*** Data shown

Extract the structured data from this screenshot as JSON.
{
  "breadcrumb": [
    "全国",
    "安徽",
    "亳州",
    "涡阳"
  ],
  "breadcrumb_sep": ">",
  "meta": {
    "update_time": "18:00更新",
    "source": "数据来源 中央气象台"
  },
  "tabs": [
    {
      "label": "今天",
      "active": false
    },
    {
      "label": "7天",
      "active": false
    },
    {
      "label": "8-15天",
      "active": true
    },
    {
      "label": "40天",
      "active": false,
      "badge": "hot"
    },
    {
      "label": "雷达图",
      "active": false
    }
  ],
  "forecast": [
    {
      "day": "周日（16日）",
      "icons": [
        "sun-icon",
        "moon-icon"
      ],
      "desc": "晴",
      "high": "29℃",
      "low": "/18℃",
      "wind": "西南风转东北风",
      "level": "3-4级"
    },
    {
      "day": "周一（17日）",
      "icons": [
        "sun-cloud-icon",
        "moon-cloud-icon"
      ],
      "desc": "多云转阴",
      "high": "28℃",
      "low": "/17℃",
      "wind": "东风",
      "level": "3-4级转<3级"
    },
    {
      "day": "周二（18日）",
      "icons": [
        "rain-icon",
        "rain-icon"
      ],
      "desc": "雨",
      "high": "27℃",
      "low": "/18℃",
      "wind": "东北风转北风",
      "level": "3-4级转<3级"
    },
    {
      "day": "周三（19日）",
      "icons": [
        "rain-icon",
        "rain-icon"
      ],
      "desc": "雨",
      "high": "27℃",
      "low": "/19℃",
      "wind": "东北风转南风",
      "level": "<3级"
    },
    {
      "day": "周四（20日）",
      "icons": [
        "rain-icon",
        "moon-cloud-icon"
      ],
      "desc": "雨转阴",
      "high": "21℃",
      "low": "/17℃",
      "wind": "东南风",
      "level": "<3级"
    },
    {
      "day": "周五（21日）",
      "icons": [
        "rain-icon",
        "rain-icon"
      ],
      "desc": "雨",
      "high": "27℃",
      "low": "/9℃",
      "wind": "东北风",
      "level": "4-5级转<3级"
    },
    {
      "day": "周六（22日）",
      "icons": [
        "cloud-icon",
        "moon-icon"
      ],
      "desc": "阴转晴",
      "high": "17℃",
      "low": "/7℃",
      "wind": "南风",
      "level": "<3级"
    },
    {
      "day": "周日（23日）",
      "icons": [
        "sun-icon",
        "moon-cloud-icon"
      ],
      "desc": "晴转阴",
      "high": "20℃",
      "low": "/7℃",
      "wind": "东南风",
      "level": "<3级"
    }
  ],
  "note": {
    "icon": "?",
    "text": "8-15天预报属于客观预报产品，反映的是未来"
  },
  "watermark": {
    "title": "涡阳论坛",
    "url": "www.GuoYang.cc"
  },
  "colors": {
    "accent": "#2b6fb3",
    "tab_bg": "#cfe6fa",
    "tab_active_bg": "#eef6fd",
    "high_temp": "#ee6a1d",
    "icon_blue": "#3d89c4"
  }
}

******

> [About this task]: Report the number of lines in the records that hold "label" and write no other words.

> [Exercise solution]: 5